▶ MATERIAL FOR THIS EXERCISE:
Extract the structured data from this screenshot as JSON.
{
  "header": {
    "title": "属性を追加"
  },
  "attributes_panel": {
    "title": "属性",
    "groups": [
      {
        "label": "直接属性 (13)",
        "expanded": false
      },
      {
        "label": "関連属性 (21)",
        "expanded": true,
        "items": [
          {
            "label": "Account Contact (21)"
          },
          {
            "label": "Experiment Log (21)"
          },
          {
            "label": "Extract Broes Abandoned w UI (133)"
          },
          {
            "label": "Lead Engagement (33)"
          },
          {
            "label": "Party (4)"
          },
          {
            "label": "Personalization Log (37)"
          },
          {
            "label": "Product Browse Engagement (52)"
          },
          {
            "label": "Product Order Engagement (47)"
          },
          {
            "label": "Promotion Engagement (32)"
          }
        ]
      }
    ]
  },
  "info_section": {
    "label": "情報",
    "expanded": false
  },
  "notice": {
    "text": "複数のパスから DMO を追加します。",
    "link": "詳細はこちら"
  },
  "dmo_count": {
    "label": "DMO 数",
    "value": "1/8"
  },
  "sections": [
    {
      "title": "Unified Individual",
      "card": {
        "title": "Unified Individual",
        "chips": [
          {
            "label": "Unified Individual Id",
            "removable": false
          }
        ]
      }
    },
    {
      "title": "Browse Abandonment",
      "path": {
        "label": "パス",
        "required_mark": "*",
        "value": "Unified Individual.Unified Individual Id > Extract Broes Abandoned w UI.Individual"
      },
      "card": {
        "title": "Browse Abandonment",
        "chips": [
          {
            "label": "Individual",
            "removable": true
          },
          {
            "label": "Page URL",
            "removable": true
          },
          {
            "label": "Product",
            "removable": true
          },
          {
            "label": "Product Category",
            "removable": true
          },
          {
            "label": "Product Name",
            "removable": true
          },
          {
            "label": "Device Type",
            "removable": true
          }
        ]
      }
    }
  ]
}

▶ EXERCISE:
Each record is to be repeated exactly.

▶ COMPLETED EXERCISE:
Extract the structured data from this screenshot as JSON.
{
  "header": {
    "title": "属性を追加"
  },
  "attributes_panel": {
    "title": "属性",
    "groups": [
      {
        "label": "直接属性 (13)",
        "expanded": false
      },
      {
        "label": "関連属性 (21)",
        "expanded": true,
        "items": [
          {
            "label": "Account Contact (21)"
          },
          {
            "label": "Experiment Log (21)"
          },
          {
            "label": "Extract Broes Abandoned w UI (133)"
          },
          {
            "label": "Lead Engagement (33)"
          },
          {
            "label": "Party (4)"
          },
          {
            "label": "Personalization Log (37)"
          },
          {
            "label": "Product Browse Engagement (52)"
          },
          {
            "label": "Product Order Engagement (47)"
          },
          {
            "label": "Promotion Engagement (32)"
          }
        ]
      }
    ]
  },
  "info_section": {
    "label": "情報",
    "expanded": false
  },
  "notice": {
    "text": "複数のパスから DMO を追加します。",
    "link": "詳細はこちら"
  },
  "dmo_count": {
    "label": "DMO 数",
    "value": "1/8"
  },
  "sections": [
    {
      "title": "Unified Individual",
      "card": {
        "title": "Unified Individual",
        "chips": [
          {
            "label": "Unified Individual Id",
            "removable": false
          }
        ]
      }
    },
    {
      "title": "Browse Abandonment",
      "path": {
        "label": "パス",
        "required_mark": "*",
        "value": "Unified Individual.Unified Individual Id > Extract Broes Abandoned w UI.Individual"
      },
      "card": {
        "title": "Browse Abandonment",
        "chips": [
          {
            "label": "Individual",
            "removable": true
          },
          {
            "label": "Page URL",
            "removable": true
          },
          {
            "label": "Product",
            "removable": true
          },
          {
            "label": "Product Category",
            "removable": true
          },
          {
            "label": "Product Name",
            "removable": true
          },
          {
            "label": "Device Type",
            "removable": true
          }
        ]
      }
    }
  ]
}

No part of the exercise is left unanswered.